During the interview, make sure to maintain good eye contact with the interviewer, sit up straight, and avoid fidgeting with props, your hands, or your hair, for example.
While it’s recommended to bring a pen and paper to take notes to help you come up with great questions to ask in the interview, remember not to get distracted by them.
While answering the hiring manager’s questions, stay enthusiastic while mentioning your accomplishments, and keep your answers concise so as not to overwhelm the interviewer.
3. Keep your introduction short and concise:
Your self-introduction should be brief and to the point. Start with:
- Your name
- Where you’re from or how you heard about the job (optional)
- Your profession and years of experience
- Why you’re applying for the position
- Your skillset or most notable achievement
Because fitting into a company’s culture is also an important aspect of a job, and if the opportunity presents itself, mentioning your hobbies and interests could not only be job-relevant but give you an edge over other candidates. It’s actually a great way to show off some of your personality and, in some cases, build rapport with the interviewer.
4. Prepare for follow-up questions:
After you finish your self-introduction, the interviewer may ask you to elaborate on certain points or ask you specific questions about your background.

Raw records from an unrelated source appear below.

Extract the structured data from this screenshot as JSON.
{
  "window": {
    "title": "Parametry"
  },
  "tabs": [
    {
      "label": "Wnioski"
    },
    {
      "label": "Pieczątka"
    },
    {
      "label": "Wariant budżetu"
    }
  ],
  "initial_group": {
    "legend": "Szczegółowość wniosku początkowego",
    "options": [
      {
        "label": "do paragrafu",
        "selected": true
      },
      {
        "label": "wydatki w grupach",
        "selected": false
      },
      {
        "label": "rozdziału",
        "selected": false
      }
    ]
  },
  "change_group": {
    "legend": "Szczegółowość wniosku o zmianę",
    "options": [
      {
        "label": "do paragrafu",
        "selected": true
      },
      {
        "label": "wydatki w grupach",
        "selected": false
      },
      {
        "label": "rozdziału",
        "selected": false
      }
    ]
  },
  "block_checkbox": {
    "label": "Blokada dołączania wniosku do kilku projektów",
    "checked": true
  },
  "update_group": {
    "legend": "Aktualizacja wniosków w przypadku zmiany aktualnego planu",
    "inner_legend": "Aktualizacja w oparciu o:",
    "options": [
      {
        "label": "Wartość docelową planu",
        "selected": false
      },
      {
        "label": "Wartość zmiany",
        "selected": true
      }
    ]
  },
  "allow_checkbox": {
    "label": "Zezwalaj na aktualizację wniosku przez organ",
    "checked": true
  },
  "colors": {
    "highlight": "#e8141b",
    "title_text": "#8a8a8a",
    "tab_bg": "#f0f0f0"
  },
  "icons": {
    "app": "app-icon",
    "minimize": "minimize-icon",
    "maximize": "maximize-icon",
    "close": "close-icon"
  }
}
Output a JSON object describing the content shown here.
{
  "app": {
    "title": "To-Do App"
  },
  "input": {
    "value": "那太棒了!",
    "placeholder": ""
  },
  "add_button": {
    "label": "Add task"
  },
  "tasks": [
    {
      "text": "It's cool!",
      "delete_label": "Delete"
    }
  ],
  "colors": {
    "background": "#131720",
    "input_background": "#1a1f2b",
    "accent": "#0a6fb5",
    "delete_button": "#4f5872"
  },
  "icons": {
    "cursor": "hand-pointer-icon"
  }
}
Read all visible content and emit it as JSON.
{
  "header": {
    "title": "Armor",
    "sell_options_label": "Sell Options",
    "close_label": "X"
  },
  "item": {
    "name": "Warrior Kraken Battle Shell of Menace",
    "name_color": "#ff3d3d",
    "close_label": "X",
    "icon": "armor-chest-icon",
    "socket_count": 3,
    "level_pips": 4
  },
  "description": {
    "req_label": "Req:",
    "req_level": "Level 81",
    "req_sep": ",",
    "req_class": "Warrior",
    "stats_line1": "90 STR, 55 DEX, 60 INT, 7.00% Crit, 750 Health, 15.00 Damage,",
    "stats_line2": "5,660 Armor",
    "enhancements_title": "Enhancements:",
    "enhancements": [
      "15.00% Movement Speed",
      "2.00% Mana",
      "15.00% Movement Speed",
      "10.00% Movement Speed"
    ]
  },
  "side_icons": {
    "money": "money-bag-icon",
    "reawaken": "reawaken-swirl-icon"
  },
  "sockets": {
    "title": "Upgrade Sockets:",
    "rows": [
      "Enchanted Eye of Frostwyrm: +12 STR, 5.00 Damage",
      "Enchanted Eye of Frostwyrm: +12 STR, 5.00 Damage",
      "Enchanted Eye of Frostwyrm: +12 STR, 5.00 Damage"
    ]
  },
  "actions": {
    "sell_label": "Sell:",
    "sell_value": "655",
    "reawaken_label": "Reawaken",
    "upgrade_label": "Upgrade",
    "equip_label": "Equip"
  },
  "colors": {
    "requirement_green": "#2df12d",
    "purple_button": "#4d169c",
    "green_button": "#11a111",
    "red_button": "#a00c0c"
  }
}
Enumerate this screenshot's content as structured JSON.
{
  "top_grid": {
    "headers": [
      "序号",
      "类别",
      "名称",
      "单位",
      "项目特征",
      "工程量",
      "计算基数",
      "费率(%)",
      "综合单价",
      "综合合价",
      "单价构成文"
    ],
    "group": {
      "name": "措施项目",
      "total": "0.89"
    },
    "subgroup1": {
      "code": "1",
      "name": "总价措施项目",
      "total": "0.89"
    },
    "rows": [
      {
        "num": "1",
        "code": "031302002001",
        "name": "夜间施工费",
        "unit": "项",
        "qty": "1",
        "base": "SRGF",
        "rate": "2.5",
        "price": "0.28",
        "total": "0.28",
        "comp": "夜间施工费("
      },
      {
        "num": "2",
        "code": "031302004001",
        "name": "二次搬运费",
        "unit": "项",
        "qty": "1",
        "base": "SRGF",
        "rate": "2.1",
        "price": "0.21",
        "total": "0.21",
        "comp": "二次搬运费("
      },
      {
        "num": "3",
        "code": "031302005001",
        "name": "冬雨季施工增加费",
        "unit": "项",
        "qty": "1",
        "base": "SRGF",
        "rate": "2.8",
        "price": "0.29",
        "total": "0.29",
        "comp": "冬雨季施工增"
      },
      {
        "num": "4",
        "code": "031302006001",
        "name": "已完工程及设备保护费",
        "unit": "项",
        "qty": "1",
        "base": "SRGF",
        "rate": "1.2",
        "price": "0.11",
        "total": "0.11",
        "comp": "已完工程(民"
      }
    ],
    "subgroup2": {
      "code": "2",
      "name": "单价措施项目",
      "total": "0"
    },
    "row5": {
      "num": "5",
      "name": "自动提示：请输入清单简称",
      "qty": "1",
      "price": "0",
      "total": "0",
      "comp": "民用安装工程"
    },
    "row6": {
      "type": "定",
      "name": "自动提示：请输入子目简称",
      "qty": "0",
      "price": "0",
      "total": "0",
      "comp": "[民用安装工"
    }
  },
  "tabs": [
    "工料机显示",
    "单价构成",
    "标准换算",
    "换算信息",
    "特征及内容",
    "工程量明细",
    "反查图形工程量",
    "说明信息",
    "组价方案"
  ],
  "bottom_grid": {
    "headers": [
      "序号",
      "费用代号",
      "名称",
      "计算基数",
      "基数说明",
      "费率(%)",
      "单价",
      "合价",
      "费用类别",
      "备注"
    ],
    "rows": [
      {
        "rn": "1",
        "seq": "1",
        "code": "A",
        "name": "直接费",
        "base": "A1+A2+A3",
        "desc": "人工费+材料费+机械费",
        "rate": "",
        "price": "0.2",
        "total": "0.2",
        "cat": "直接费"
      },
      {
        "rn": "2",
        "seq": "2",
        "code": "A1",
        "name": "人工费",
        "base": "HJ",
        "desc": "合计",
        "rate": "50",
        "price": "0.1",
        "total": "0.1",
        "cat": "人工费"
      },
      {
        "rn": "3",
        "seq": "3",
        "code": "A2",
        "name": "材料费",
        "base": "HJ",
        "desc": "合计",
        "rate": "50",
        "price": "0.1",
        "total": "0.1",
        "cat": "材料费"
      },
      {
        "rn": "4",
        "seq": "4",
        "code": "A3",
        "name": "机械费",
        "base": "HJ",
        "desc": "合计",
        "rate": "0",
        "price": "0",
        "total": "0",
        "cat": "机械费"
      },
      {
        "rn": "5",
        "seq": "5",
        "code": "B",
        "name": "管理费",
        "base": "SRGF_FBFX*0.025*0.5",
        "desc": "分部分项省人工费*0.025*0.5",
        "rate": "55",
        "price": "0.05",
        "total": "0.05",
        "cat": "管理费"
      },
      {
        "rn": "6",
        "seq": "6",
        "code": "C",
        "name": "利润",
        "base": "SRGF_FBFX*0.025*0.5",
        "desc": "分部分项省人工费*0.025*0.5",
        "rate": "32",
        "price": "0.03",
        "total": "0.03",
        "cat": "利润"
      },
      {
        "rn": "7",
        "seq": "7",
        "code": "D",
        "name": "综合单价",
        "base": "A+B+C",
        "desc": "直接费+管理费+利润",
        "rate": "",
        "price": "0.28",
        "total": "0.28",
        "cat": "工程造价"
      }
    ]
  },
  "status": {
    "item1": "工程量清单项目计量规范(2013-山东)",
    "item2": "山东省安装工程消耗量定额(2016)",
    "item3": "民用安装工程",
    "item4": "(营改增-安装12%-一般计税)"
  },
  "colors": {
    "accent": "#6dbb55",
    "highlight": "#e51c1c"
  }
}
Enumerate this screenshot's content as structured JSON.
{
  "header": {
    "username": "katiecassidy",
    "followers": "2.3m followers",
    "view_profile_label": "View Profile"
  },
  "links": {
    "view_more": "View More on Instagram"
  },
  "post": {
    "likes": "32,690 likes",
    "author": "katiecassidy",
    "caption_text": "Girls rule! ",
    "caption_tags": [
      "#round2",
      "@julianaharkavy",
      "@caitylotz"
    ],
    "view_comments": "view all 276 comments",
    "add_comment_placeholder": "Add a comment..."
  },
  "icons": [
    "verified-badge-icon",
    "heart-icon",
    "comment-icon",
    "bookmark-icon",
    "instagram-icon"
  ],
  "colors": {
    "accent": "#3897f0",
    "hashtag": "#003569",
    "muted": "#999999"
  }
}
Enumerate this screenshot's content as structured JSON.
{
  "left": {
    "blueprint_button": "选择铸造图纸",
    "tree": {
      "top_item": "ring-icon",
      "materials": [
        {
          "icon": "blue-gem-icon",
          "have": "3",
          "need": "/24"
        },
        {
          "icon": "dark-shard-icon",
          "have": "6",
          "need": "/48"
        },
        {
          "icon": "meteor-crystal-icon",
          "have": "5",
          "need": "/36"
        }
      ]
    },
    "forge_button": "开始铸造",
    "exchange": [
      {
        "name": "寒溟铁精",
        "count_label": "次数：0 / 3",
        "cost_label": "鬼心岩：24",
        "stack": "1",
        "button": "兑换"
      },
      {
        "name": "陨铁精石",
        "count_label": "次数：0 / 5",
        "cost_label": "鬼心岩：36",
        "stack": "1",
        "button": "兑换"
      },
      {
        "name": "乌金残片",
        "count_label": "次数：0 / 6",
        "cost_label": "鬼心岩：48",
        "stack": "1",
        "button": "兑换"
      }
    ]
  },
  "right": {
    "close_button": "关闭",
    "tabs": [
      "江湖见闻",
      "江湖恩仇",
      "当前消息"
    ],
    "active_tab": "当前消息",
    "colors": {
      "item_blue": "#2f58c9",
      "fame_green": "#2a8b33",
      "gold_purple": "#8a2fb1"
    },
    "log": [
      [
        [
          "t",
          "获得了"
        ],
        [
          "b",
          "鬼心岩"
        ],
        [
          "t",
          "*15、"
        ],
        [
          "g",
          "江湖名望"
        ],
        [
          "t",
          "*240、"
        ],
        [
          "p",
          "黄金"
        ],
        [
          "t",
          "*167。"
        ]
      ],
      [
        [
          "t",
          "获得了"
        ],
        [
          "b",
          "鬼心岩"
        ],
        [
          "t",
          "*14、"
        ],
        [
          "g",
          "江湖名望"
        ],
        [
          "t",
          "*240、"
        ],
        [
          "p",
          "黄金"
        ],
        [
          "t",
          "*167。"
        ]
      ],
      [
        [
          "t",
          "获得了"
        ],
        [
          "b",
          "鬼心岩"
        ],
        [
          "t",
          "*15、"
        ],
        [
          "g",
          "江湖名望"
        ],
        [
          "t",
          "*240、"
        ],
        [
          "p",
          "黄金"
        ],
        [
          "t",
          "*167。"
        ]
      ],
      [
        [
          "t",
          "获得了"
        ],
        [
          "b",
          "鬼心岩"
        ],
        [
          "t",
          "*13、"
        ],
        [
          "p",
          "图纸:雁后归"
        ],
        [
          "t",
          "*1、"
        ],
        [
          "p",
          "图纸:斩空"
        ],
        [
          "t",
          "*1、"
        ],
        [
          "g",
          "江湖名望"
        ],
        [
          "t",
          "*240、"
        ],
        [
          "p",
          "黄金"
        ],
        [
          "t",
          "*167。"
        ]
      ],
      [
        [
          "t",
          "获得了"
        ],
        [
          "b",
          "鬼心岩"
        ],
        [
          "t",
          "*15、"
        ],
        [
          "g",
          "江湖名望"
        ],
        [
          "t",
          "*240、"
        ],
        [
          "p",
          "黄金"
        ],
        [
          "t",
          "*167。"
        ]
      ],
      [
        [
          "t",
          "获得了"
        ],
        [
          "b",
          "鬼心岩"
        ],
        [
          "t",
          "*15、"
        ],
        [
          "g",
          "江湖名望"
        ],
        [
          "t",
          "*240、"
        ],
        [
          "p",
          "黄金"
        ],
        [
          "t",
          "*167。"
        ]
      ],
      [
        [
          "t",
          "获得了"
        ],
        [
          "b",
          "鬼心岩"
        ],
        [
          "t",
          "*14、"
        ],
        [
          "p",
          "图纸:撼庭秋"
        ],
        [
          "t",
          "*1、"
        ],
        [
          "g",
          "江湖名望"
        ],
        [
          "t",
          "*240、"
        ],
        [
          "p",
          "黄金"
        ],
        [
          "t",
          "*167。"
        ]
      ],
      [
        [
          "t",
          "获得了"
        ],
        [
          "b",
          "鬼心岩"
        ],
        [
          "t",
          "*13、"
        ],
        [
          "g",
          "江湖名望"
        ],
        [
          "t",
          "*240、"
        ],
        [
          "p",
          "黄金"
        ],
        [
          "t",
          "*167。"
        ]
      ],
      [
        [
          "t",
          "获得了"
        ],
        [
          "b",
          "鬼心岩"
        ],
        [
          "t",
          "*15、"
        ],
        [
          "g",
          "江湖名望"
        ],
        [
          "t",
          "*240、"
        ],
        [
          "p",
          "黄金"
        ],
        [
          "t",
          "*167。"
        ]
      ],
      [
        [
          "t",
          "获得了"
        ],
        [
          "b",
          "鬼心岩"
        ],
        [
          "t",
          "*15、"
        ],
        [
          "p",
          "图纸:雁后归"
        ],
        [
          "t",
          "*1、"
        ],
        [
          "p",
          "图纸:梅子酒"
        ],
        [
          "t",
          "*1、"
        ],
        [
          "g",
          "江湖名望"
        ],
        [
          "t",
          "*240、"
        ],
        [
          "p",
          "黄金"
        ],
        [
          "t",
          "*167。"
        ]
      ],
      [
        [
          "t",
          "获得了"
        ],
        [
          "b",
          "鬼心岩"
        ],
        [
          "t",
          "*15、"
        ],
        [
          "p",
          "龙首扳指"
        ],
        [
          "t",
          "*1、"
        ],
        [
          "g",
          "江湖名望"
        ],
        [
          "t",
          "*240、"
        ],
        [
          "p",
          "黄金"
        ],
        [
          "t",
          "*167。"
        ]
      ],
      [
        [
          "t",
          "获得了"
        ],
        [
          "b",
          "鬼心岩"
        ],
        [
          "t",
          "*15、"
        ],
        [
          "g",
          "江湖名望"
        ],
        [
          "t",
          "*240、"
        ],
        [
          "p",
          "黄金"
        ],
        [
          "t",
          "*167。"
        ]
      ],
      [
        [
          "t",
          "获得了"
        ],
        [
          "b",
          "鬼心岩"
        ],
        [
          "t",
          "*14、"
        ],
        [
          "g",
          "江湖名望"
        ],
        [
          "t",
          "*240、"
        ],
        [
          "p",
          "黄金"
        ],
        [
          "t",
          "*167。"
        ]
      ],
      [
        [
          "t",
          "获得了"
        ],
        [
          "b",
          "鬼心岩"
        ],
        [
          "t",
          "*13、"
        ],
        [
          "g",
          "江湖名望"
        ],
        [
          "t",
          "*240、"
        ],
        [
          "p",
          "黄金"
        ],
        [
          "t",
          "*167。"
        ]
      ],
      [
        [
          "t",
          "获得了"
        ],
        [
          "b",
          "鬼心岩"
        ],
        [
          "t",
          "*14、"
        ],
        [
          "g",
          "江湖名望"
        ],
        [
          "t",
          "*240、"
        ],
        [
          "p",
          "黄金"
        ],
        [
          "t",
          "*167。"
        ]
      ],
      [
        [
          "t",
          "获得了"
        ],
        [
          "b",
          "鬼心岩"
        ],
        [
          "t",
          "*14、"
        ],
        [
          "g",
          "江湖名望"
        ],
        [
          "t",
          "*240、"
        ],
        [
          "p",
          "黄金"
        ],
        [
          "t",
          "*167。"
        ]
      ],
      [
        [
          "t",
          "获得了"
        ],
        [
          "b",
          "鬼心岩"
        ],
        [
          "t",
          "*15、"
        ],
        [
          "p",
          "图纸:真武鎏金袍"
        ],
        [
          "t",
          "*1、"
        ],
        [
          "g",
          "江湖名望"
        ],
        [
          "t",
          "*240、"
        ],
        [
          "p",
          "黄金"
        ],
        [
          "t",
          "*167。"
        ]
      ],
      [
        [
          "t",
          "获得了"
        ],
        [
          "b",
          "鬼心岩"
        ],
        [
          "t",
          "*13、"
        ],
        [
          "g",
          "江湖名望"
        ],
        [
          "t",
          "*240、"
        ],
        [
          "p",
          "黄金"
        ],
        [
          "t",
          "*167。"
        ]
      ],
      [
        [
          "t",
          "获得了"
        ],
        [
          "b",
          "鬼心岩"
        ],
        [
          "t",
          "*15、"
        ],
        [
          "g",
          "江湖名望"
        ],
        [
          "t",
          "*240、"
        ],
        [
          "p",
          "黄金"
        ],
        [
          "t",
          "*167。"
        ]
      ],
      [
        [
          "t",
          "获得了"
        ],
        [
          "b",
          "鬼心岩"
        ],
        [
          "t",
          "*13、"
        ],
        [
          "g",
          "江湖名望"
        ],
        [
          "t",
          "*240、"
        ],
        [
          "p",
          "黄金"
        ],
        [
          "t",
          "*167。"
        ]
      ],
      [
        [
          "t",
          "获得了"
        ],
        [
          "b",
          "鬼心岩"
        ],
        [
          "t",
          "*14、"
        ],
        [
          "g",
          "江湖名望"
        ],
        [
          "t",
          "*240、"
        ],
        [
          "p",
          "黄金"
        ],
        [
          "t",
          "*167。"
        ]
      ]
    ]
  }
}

It’s important to be prepared for these follow-up questions, so take some time to think about what you might be asked and how you’ll respond.
For example, if you’re a student or a recent graduate, you might be asked to elaborate on what you studied, your hobbies and interests, or what you accomplished during your internship. Or if you’re originally from another state or country, you may be asked what drove you to move to the area.
If you would rather not elaborate on the personal reasons that led you to move, you can keep your answer vague by saying “for family reasons” or “better career opportunities”, if that’s the case.
However, if a hiring manager notices a job-hopping pattern, employment gaps on your resume, or that you’re already employed and looking to leave your job, it’s safe to say you can expect to be asked about this, so it’s a good idea to have a bulletproof answer ready.
Additional interview resources
Preparing your interview self-introduction is just the first step. Browse the following resources to make sure you’re fully prepared for your next interview:
- The best job interview tips to get you hired
- “What makes you unique?” sample answers
- How to answer “Walk me through your resume.”
- Successfully answering “What is your greatest strength?”
- Guide to answering “Tell me about a time you failed.”
- How to talk about your weaknesses in an interview
- Answering “What do you like least about your current job?”